I’m not a great poet. I give it a go when I can, though, and I have a strong respect for poetry and poets–in fact, I believe that poetry informs fiction in profound ways, that the best prose comes from someone who at least appreciates poetry. So I try to keep my hand in, if only every now and then.
This poem is, as all entries in the Writer’s Notebook, just draft. So be gentle with it. For more on the exercise, through, see below.
I am reminded of my dad’s woolen Boy Scout blanket,
fuzz balling across it like mold, laying lumpy across
the field I see as I rest my prepubescent palm
against the painted gray barrel of this old cannon.
Across this rippled drag of lawn
a row of blue matches, aims at me.
I am eleven, unafraid.
The narrow muzzles—too small for the great
steaming cannonballs I had imagined the whole
car trip here—some history student, some intern
cemented long ago. The boy I am is disappointed;
I long to see one thin muzzle
heavy with iron instead of cement
fire, flame and acrid smoke and hissing ball
spit forth across the blanket field. I want the acid stench,
gunpowder burning, the rebel yell in my ears, blood,
the paint-red blood I’ve seen in films. I have come to see
the history once flat on a textbook page, now aimed
at my face. I will move on—giddy
with my grandparents in their station
wagon, me sprawled in the open back,
staring at the thin lines of the heater in the glass—I will
visit other places. Forests brakish green in North Carolina,
the sinking Washington monument, lost hazy days
through a foggy Tennesee. I will go home to my parents,
to my father of Boy Scout days,
my mother of classroom talk, I will
jabber youthfully about white-splattered statues,
echoing museums, silent cannon barrels. And later, when I am
grown, I will discover why they all—grandparents, mother, father,
cold statues on horses, swords drawn from stone scabbards—
why they all smiled sadly as I described the green blanket
fields in gray mornings and
the long distant line of cannon
blue aimed at me.
The exercise comes from The Poetry Resource Page. They call it “the childhood exercise,” and the gist of it is to write a poem from a childhood memory.
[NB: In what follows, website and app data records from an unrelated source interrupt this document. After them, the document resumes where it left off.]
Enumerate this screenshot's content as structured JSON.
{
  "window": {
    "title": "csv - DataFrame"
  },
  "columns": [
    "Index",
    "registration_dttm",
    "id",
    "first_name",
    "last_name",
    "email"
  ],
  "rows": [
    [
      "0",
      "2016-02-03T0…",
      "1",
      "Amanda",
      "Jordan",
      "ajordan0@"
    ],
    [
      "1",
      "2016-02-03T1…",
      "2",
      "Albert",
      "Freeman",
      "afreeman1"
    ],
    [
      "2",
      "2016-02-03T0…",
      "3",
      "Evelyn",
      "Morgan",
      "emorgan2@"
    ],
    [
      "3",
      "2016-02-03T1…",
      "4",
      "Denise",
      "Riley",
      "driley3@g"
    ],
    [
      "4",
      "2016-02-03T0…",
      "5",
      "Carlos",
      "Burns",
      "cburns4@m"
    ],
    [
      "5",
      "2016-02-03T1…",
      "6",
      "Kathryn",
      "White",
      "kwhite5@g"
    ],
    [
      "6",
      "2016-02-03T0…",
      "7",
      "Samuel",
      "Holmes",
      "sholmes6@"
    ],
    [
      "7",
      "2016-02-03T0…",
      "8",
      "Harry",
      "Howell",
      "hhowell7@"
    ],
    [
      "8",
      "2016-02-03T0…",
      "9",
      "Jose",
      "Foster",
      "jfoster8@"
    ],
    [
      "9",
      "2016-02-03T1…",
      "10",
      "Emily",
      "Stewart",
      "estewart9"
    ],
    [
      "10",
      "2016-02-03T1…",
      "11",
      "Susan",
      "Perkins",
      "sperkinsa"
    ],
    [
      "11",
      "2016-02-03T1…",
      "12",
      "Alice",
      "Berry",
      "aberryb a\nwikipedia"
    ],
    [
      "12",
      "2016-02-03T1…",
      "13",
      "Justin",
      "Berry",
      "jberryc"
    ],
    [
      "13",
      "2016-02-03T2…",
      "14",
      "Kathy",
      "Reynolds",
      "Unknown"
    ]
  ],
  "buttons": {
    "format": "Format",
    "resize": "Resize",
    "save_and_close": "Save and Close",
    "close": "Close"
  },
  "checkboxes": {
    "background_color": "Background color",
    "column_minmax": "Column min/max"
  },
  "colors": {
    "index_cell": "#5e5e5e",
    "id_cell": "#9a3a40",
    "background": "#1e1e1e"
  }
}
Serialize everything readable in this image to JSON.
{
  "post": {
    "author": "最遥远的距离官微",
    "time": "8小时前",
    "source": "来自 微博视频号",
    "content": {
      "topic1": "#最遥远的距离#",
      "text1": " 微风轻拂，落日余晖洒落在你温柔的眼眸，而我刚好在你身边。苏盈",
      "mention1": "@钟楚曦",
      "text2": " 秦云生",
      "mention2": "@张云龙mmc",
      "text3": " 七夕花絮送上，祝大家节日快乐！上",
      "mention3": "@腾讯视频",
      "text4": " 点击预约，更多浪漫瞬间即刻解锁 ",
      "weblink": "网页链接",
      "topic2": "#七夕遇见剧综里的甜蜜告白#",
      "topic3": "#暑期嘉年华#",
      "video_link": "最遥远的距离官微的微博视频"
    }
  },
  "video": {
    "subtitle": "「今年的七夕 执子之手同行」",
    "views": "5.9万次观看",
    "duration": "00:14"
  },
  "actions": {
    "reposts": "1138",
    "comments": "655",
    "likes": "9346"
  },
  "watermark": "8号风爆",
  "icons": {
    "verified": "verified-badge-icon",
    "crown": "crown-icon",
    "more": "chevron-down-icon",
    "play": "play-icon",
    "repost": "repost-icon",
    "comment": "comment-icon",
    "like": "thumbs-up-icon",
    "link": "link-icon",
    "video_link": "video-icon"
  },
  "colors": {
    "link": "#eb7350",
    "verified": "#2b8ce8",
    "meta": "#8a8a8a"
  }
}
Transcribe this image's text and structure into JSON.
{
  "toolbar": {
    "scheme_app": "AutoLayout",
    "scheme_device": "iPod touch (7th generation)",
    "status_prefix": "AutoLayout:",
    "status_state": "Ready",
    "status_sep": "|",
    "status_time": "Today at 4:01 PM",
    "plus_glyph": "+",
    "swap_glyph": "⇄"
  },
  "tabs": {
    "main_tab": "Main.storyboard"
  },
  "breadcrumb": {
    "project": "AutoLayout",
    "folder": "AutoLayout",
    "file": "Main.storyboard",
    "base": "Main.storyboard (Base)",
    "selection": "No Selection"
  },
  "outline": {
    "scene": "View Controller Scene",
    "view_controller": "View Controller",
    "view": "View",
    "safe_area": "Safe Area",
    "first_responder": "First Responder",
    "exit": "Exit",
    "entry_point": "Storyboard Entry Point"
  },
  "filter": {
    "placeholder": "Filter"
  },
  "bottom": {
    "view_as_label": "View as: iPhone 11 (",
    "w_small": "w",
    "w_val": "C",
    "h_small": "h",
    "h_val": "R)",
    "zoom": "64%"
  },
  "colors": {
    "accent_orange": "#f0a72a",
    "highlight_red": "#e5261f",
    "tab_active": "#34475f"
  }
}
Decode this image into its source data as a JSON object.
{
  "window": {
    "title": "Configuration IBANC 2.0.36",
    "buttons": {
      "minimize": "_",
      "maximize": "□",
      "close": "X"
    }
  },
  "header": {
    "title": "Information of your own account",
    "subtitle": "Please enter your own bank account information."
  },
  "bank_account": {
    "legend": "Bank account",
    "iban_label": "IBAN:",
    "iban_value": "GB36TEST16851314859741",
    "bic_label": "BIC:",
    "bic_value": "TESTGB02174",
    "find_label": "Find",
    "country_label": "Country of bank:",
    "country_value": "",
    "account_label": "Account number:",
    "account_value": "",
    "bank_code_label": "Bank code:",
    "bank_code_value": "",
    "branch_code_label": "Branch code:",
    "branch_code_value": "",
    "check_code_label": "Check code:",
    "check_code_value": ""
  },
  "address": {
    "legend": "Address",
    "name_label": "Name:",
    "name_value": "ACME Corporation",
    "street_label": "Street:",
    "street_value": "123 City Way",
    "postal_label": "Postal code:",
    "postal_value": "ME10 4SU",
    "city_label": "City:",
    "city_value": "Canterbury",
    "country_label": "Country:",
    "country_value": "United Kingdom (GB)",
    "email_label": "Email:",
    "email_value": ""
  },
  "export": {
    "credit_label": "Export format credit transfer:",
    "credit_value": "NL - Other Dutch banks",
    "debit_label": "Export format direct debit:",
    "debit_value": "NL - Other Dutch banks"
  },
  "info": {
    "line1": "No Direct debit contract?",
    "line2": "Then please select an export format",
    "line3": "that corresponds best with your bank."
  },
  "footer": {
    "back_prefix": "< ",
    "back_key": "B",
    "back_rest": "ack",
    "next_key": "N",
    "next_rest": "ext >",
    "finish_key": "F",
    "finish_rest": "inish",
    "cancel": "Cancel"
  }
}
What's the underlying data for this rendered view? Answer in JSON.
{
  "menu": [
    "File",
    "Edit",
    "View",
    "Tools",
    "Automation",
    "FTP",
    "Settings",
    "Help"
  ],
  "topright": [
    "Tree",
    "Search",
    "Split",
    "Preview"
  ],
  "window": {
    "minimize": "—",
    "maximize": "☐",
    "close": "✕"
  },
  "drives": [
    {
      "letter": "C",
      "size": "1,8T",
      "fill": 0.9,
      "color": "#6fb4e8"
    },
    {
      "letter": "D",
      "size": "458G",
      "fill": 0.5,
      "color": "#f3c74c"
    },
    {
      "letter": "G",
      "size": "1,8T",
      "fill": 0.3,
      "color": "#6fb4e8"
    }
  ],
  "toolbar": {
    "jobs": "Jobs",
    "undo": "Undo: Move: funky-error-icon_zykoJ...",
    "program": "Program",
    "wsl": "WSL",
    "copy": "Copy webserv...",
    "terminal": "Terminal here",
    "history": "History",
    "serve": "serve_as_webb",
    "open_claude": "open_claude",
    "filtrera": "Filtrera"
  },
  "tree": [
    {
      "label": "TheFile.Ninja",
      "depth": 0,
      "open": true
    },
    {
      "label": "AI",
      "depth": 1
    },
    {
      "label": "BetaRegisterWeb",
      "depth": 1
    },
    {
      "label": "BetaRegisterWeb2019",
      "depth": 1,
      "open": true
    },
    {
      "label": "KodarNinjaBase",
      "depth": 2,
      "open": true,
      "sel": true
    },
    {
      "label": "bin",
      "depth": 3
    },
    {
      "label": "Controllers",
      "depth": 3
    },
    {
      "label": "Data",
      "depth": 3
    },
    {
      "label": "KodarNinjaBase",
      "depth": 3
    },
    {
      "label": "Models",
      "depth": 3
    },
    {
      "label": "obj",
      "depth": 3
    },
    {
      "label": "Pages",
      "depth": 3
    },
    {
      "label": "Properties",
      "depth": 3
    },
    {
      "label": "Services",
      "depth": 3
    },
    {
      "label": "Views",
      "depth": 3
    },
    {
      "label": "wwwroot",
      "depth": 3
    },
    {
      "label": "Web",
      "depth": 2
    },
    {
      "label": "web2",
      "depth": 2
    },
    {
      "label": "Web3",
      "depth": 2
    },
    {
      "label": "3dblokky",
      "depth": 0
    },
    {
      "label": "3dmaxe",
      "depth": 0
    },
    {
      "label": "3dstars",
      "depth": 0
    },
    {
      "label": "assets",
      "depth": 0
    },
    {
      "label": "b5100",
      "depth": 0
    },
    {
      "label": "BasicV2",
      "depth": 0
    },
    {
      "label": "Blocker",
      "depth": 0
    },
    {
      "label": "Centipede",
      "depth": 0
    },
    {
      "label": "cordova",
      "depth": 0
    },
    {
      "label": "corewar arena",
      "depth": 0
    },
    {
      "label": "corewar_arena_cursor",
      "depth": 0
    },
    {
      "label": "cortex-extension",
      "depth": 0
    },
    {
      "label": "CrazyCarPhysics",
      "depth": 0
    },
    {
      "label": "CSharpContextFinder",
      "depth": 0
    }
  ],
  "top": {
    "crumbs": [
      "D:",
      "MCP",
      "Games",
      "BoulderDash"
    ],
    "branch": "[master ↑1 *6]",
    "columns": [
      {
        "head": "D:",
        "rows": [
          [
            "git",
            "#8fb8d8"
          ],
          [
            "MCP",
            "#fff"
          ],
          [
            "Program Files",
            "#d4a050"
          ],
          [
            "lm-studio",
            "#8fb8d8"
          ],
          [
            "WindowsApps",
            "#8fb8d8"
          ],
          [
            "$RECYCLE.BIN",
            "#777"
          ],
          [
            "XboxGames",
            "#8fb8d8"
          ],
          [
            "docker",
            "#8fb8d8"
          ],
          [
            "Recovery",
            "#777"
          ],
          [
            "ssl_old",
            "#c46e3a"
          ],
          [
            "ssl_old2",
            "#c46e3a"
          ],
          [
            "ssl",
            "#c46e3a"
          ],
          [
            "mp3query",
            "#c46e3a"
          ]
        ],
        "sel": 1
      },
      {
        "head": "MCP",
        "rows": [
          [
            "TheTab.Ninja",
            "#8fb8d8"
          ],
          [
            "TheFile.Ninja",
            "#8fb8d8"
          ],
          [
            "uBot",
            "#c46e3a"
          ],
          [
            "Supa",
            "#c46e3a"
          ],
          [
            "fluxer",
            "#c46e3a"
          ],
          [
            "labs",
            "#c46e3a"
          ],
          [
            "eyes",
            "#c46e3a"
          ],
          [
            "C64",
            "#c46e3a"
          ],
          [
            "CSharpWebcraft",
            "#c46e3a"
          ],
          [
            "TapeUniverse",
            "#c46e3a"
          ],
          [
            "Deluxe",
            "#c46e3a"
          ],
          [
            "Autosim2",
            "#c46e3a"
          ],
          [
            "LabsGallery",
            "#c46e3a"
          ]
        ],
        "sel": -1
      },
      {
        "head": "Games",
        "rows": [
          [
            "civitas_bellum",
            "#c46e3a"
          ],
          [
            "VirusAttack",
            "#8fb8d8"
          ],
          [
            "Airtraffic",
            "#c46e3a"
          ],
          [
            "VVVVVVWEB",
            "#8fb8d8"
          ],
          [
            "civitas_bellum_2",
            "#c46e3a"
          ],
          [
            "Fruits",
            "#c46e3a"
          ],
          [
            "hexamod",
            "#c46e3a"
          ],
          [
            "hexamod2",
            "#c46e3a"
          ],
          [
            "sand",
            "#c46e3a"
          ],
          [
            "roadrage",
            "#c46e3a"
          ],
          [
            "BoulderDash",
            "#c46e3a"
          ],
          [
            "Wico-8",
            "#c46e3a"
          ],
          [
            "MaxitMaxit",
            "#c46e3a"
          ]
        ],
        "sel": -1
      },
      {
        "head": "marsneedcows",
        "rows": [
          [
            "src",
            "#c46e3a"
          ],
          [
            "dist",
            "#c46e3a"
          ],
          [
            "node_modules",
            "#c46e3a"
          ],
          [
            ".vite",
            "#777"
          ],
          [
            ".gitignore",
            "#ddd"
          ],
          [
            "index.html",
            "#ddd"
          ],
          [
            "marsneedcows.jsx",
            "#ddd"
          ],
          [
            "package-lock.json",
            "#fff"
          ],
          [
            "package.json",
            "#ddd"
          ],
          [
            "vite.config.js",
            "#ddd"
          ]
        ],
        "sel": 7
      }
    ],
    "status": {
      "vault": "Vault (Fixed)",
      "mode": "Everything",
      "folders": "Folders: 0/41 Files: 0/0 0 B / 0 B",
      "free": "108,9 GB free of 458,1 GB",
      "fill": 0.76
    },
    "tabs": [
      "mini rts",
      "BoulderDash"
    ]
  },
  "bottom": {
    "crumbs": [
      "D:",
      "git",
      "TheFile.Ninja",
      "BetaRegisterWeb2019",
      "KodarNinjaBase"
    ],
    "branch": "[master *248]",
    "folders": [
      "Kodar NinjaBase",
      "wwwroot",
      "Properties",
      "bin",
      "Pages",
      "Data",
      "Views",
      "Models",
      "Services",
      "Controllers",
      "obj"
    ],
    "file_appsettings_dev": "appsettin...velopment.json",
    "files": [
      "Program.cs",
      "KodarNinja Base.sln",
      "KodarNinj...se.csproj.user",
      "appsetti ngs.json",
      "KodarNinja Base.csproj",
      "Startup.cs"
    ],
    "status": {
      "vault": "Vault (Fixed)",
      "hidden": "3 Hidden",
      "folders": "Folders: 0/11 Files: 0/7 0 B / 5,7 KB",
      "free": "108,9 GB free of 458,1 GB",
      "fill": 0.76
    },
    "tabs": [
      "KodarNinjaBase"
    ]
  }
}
The idea is to list everything you can remember about a particular childhood event–no matter how insignificant–and then turn that list into a poem.